Machine translations by Deepl

Various regional dailies, 6 June 2012: 'More fake passports intercepted at Schiphol'

1137 fake passports and other documents were intercepted at Schiphol last year. That is 29 per cent more than in 2010. However, the number of fake Dutch documents dropped to 118.

Most fake papers came from Greece: mostly Afghans from Athens. Also many fake passports from Lithuania, Belgium, Latvia and Costa Rica. For these fraud cases, 815 suspects were arrested, which is an increase of 23 per cent. Nigerians are no longer the most arrested passengers, but Afghans and Iranians. Most persons tried to enter the Netherlands, but as Schiphol is a major transfer airport, many suspects were also on their way to other countries. The most popular destination turned out to be Toronto (Canada).
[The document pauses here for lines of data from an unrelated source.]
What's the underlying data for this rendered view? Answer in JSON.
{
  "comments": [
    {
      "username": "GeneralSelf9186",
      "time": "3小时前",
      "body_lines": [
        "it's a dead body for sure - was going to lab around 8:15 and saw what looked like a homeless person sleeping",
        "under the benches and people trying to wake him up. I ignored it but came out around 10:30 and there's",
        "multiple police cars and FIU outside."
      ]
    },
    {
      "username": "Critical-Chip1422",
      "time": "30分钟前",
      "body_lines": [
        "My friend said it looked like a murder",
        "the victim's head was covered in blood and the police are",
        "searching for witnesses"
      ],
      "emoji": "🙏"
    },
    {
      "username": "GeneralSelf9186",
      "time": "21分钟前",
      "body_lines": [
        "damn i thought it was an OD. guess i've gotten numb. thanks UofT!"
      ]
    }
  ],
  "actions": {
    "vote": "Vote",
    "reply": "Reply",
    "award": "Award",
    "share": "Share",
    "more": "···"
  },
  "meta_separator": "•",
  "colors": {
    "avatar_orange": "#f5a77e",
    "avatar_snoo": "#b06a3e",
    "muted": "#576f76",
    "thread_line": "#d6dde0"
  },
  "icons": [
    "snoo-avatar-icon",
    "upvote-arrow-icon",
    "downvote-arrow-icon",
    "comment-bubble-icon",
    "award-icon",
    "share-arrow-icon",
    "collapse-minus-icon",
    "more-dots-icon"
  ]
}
The suspects fell through because in most cases the passport was simply fake. In second place were passports where the page containing the personal details had been replaced. Suspects travelling on someone else's passport ranked third. This last category, the look-alike, decreased did. When looking only at Dutch passports and identity cards, 19 were found to be look-alikes to have been caught.

"That number has fallen sharply in recent years from 46 in 2008 to just 19 now. That set against a population of almost 17 million Dutch people, is very small. Enough reason to immediately stop the disproportionate measure of introducing fingerprints in passports and identity cards," Privacy First believes. This organisation has been fighting for years against the central registration of fingerprints because police and justice might then misuse that data. The organisation still has an appeal pending at the Court of Appeal in The Hague on this matter."

Source: Gooi- en Eemlander, Haarlems Dagblad, IJmuider Courant, Leidsch Dagblad & Noordhollands Dagblad 6 June 2012.
Primary source: Privacy First press releases 20 March & 29 May 2012, Revealing figures on 'look-alike' fraud with Dutch travel documents (click HERE).